- **Aim of the task**
Should any entry seem unclear, still set it down exactly as given, along with all the others.

- **Provided data**
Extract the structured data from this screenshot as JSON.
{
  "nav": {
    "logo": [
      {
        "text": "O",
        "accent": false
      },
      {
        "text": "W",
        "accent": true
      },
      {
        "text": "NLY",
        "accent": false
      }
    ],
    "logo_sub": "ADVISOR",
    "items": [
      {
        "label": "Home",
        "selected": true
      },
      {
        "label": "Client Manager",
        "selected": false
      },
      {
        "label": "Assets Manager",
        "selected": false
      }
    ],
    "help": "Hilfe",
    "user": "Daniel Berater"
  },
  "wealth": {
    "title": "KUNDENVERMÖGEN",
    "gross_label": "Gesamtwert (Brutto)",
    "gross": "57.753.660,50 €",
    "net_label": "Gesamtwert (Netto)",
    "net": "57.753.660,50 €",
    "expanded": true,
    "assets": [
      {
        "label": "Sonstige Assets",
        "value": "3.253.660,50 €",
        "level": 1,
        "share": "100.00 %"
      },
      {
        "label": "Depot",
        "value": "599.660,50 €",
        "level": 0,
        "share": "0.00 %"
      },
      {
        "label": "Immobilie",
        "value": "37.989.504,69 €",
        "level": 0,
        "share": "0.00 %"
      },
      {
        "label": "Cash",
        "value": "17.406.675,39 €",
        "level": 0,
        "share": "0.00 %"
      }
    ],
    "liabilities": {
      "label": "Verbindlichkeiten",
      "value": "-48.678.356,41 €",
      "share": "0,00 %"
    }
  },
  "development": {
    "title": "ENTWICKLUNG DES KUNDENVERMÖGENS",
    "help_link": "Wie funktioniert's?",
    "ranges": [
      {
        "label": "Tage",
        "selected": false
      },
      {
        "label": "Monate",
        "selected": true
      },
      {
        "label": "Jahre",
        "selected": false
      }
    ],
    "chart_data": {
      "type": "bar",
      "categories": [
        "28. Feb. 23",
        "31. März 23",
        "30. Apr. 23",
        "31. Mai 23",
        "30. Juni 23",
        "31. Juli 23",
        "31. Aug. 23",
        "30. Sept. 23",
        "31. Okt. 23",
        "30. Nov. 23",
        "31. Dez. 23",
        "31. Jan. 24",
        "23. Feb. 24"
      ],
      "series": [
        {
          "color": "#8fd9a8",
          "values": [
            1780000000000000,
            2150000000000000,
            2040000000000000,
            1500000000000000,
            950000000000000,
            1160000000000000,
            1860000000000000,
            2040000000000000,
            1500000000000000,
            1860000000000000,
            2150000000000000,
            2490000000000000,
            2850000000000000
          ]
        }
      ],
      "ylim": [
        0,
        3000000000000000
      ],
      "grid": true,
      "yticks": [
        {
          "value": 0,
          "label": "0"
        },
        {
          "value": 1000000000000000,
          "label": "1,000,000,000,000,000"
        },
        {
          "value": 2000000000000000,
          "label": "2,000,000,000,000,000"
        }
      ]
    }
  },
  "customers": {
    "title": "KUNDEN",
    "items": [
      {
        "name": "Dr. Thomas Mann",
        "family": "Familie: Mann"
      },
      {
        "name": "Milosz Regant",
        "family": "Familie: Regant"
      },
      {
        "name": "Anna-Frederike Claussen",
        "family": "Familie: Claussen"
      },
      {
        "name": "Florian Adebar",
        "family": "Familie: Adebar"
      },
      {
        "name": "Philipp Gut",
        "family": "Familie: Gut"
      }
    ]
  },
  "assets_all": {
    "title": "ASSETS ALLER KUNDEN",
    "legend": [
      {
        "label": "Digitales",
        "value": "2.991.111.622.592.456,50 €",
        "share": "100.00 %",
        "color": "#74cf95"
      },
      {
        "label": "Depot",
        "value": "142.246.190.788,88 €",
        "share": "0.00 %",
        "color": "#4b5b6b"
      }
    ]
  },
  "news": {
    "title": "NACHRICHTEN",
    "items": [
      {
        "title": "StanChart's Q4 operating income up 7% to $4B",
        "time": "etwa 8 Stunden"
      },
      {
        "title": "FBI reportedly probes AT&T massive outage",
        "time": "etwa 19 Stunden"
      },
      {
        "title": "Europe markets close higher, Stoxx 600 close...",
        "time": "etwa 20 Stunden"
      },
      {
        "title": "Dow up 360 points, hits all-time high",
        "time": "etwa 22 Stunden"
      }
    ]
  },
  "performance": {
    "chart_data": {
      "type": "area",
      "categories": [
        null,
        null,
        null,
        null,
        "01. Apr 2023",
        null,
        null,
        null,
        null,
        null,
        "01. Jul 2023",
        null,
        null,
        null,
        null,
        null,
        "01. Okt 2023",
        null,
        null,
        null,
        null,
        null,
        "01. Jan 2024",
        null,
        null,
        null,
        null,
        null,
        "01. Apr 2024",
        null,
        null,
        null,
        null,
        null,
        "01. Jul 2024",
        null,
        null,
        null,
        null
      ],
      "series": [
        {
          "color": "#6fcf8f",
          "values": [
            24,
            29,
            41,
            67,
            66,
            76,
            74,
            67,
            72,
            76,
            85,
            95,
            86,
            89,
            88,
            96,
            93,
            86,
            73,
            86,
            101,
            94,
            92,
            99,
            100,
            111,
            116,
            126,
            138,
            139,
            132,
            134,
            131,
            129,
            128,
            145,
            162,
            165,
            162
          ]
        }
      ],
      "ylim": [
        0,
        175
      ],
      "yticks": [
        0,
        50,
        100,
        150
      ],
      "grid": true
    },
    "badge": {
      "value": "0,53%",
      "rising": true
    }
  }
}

- **Response below**
Extract the structured data from this screenshot as JSON.
{
  "nav": {
    "logo": [
      {
        "text": "O",
        "accent": false
      },
      {
        "text": "W",
        "accent": true
      },
      {
        "text": "NLY",
        "accent": false
      }
    ],
    "logo_sub": "ADVISOR",
    "items": [
      {
        "label": "Home",
        "selected": true
      },
      {
        "label": "Client Manager",
        "selected": false
      },
      {
        "label": "Assets Manager",
        "selected": false
      }
    ],
    "help": "Hilfe",
    "user": "Daniel Berater"
  },
  "wealth": {
    "title": "KUNDENVERMÖGEN",
    "gross_label": "Gesamtwert (Brutto)",
    "gross": "57.753.660,50 €",
    "net_label": "Gesamtwert (Netto)",
    "net": "57.753.660,50 €",
    "expanded": true,
    "assets": [
      {
        "label": "Sonstige Assets",
        "value": "3.253.660,50 €",
        "level": 1,
        "share": "100.00 %"
      },
      {
        "label": "Depot",
        "value": "599.660,50 €",
        "level": 0,
        "share": "0.00 %"
      },
      {
        "label": "Immobilie",
        "value": "37.989.504,69 €",
        "level": 0,
        "share": "0.00 %"
      },
      {
        "label": "Cash",
        "value": "17.406.675,39 €",
        "level": 0,
        "share": "0.00 %"
      }
    ],
    "liabilities": {
      "label": "Verbindlichkeiten",
      "value": "-48.678.356,41 €",
      "share": "0,00 %"
    }
  },
  "development": {
    "title": "ENTWICKLUNG DES KUNDENVERMÖGENS",
    "help_link": "Wie funktioniert's?",
    "ranges": [
      {
        "label": "Tage",
        "selected": false
      },
      {
        "label": "Monate",
        "selected": true
      },
      {
        "label": "Jahre",
        "selected": false
      }
    ],
    "chart_data": {
      "type": "bar",
      "categories": [
        "28. Feb. 23",
        "31. März 23",
        "30. Apr. 23",
        "31. Mai 23",
        "30. Juni 23",
        "31. Juli 23",
        "31. Aug. 23",
        "30. Sept. 23",
        "31. Okt. 23",
        "30. Nov. 23",
        "31. Dez. 23",
        "31. Jan. 24",
        "23. Feb. 24"
      ],
      "series": [
        {
          "color": "#8fd9a8",
          "values": [
            1780000000000000,
            2150000000000000,
            2040000000000000,
            1500000000000000,
            950000000000000,
            1160000000000000,
            1860000000000000,
            2040000000000000,
            1500000000000000,
            1860000000000000,
            2150000000000000,
            2490000000000000,
            2850000000000000
          ]
        }
      ],
      "ylim": [
        0,
        3000000000000000
      ],
      "grid": true,
      "yticks": [
        {
          "value": 0,
          "label": "0"
        },
        {
          "value": 1000000000000000,
          "label": "1,000,000,000,000,000"
        },
        {
          "value": 2000000000000000,
          "label": "2,000,000,000,000,000"
        }
      ]
    }
  },
  "customers": {
    "title": "KUNDEN",
    "items": [
      {
        "name": "Dr. Thomas Mann",
        "family": "Familie: Mann"
      },
      {
        "name": "Milosz Regant",
        "family": "Familie: Regant"
      },
      {
        "name": "Anna-Frederike Claussen",
        "family": "Familie: Claussen"
      },
      {
        "name": "Florian Adebar",
        "family": "Familie: Adebar"
      },
      {
        "name": "Philipp Gut",
        "family": "Familie: Gut"
      }
    ]
  },
  "assets_all": {
    "title": "ASSETS ALLER KUNDEN",
    "legend": [
      {
        "label": "Digitales",
        "value": "2.991.111.622.592.456,50 €",
        "share": "100.00 %",
        "color": "#74cf95"
      },
      {
        "label": "Depot",
        "value": "142.246.190.788,88 €",
        "share": "0.00 %",
        "color": "#4b5b6b"
      }
    ]
  },
  "news": {
    "title": "NACHRICHTEN",
    "items": [
      {
        "title": "StanChart's Q4 operating income up 7% to $4B",
        "time": "etwa 8 Stunden"
      },
      {
        "title": "FBI reportedly probes AT&T massive outage",
        "time": "etwa 19 Stunden"
      },
      {
        "title": "Europe markets close higher, Stoxx 600 close...",
        "time": "etwa 20 Stunden"
      },
      {
        "title": "Dow up 360 points, hits all-time high",
        "time": "etwa 22 Stunden"
      }
    ]
  },
  "performance": {
    "chart_data": {
      "type": "area",
      "categories": [
        null,
        null,
        null,
        null,
        "01. Apr 2023",
        null,
        null,
        null,
        null,
        null,
        "01. Jul 2023",
        null,
        null,
        null,
        null,
        null,
        "01. Okt 2023",
        null,
        null,
        null,
        null,
        null,
        "01. Jan 2024",
        null,
        null,
        null,
        null,
        null,
        "01. Apr 2024",
        null,
        null,
        null,
        null,
        null,
        "01. Jul 2024",
        null,
        null,
        null,
        null
      ],
      "series": [
        {
          "color": "#6fcf8f",
          "values": [
            24,
            29,
            41,
            67,
            66,
            76,
            74,
            67,
            72,
            76,
            85,
            95,
            86,
            89,
            88,
            96,
            93,
            86,
            73,
            86,
            101,
            94,
            92,
            99,
            100,
            111,
            116,
            126,
            138,
            139,
            132,
            134,
            131,
            129,
            128,
            145,
            162,
            165,
            162
          ]
        }
      ],
      "ylim": [
        0,
        175
      ],
      "yticks": [
        0,
        50,
        100,
        150
      ],
      "grid": true
    },
    "badge": {
      "value": "0,53%",
      "rising": true
    }
  }
}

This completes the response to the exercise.